[Opening Provided entries section]
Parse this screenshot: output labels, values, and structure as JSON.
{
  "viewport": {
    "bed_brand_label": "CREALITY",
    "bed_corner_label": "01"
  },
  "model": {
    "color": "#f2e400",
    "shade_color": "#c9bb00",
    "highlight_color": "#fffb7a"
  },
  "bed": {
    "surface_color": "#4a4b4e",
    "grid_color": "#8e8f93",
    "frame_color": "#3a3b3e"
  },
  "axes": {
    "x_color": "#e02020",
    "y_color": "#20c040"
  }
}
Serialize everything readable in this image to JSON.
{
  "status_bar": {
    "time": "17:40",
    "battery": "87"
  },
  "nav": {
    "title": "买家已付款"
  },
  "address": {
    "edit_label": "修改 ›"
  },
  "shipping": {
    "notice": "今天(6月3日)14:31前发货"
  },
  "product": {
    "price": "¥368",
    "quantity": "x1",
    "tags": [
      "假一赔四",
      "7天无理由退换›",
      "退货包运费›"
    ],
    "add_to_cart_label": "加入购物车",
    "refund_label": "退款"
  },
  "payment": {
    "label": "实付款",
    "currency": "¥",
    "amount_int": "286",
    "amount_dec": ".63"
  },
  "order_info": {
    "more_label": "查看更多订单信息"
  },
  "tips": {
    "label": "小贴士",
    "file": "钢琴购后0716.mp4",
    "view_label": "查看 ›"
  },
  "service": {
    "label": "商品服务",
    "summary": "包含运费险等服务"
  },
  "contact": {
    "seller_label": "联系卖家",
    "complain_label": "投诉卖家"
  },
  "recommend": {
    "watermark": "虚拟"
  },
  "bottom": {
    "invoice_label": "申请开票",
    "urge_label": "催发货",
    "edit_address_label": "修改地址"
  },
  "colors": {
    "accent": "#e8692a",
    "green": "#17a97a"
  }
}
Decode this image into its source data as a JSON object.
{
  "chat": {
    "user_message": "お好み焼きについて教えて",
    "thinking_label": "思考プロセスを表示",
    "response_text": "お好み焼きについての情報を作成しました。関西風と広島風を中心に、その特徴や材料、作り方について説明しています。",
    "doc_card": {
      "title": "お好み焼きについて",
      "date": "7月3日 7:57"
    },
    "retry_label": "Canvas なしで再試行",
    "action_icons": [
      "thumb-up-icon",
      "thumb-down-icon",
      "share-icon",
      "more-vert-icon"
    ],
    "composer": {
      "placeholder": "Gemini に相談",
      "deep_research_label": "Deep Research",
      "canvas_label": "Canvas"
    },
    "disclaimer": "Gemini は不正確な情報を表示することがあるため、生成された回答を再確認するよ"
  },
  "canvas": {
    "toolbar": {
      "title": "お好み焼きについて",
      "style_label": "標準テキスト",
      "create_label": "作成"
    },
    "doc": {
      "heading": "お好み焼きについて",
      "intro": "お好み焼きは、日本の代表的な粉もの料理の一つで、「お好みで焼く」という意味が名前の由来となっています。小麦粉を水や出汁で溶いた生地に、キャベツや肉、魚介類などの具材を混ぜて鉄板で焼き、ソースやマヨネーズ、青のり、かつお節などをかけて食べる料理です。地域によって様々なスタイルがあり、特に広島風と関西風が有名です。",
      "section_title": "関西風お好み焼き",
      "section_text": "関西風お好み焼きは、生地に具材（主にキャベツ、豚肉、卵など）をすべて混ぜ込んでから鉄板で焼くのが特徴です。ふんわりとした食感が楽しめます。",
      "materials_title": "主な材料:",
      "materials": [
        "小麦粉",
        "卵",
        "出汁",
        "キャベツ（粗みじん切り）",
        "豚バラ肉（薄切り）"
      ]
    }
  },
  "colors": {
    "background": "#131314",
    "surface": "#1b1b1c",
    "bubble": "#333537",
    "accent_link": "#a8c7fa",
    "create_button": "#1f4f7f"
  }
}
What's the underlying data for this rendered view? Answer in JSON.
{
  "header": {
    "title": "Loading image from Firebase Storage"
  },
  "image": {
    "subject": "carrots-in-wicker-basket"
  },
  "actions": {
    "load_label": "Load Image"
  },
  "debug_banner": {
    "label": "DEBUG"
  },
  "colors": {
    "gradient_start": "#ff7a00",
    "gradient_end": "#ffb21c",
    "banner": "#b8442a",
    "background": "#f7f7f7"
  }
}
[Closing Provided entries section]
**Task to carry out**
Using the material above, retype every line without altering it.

**Task solution**
Parse this screenshot: output labels, values, and structure as JSON.
{
  "viewport": {
    "bed_brand_label": "CREALITY",
    "bed_corner_label": "01"
  },
  "model": {
    "color": "#f2e400",
    "shade_color": "#c9bb00",
    "highlight_color": "#fffb7a"
  },
  "bed": {
    "surface_color": "#4a4b4e",
    "grid_color": "#8e8f93",
    "frame_color": "#3a3b3e"
  },
  "axes": {
    "x_color": "#e02020",
    "y_color": "#20c040"
  }
}
Serialize everything readable in this image to JSON.
{
  "status_bar": {
    "time": "17:40",
    "battery": "87"
  },
  "nav": {
    "title": "买家已付款"
  },
  "address": {
    "edit_label": "修改 ›"
  },
  "shipping": {
    "notice": "今天(6月3日)14:31前发货"
  },
  "product": {
    "price": "¥368",
    "quantity": "x1",
    "tags": [
      "假一赔四",
      "7天无理由退换›",
      "退货包运费›"
    ],
    "add_to_cart_label": "加入购物车",
    "refund_label": "退款"
  },
  "payment": {
    "label": "实付款",
    "currency": "¥",
    "amount_int": "286",
    "amount_dec": ".63"
  },
  "order_info": {
    "more_label": "查看更多订单信息"
  },
  "tips": {
    "label": "小贴士",
    "file": "钢琴购后0716.mp4",
    "view_label": "查看 ›"
  },
  "service": {
    "label": "商品服务",
    "summary": "包含运费险等服务"
  },
  "contact": {
    "seller_label": "联系卖家",
    "complain_label": "投诉卖家"
  },
  "recommend": {
    "watermark": "虚拟"
  },
  "bottom": {
    "invoice_label": "申请开票",
    "urge_label": "催发货",
    "edit_address_label": "修改地址"
  },
  "colors": {
    "accent": "#e8692a",
    "green": "#17a97a"
  }
}
Decode this image into its source data as a JSON object.
{
  "chat": {
    "user_message": "お好み焼きについて教えて",
    "thinking_label": "思考プロセスを表示",
    "response_text": "お好み焼きについての情報を作成しました。関西風と広島風を中心に、その特徴や材料、作り方について説明しています。",
    "doc_card": {
      "title": "お好み焼きについて",
      "date": "7月3日 7:57"
    },
    "retry_label": "Canvas なしで再試行",
    "action_icons": [
      "thumb-up-icon",
      "thumb-down-icon",
      "share-icon",
      "more-vert-icon"
    ],
    "composer": {
      "placeholder": "Gemini に相談",
      "deep_research_label": "Deep Research",
      "canvas_label": "Canvas"
    },
    "disclaimer": "Gemini は不正確な情報を表示することがあるため、生成された回答を再確認するよ"
  },
  "canvas": {
    "toolbar": {
      "title": "お好み焼きについて",
      "style_label": "標準テキスト",
      "create_label": "作成"
    },
    "doc": {
      "heading": "お好み焼きについて",
      "intro": "お好み焼きは、日本の代表的な粉もの料理の一つで、「お好みで焼く」という意味が名前の由来となっています。小麦粉を水や出汁で溶いた生地に、キャベツや肉、魚介類などの具材を混ぜて鉄板で焼き、ソースやマヨネーズ、青のり、かつお節などをかけて食べる料理です。地域によって様々なスタイルがあり、特に広島風と関西風が有名です。",
      "section_title": "関西風お好み焼き",
      "section_text": "関西風お好み焼きは、生地に具材（主にキャベツ、豚肉、卵など）をすべて混ぜ込んでから鉄板で焼くのが特徴です。ふんわりとした食感が楽しめます。",
      "materials_title": "主な材料:",
      "materials": [
        "小麦粉",
        "卵",
        "出汁",
        "キャベツ（粗みじん切り）",
        "豚バラ肉（薄切り）"
      ]
    }
  },
  "colors": {
    "background": "#131314",
    "surface": "#1b1b1c",
    "bubble": "#333537",
    "accent_link": "#a8c7fa",
    "create_button": "#1f4f7f"
  }
}
What's the underlying data for this rendered view? Answer in JSON.
{
  "header": {
    "title": "Loading image from Firebase Storage"
  },
  "image": {
    "subject": "carrots-in-wicker-basket"
  },
  "actions": {
    "load_label": "Load Image"
  },
  "debug_banner": {
    "label": "DEBUG"
  },
  "colors": {
    "gradient_start": "#ff7a00",
    "gradient_end": "#ffb21c",
    "banner": "#b8442a",
    "background": "#f7f7f7"
  }
}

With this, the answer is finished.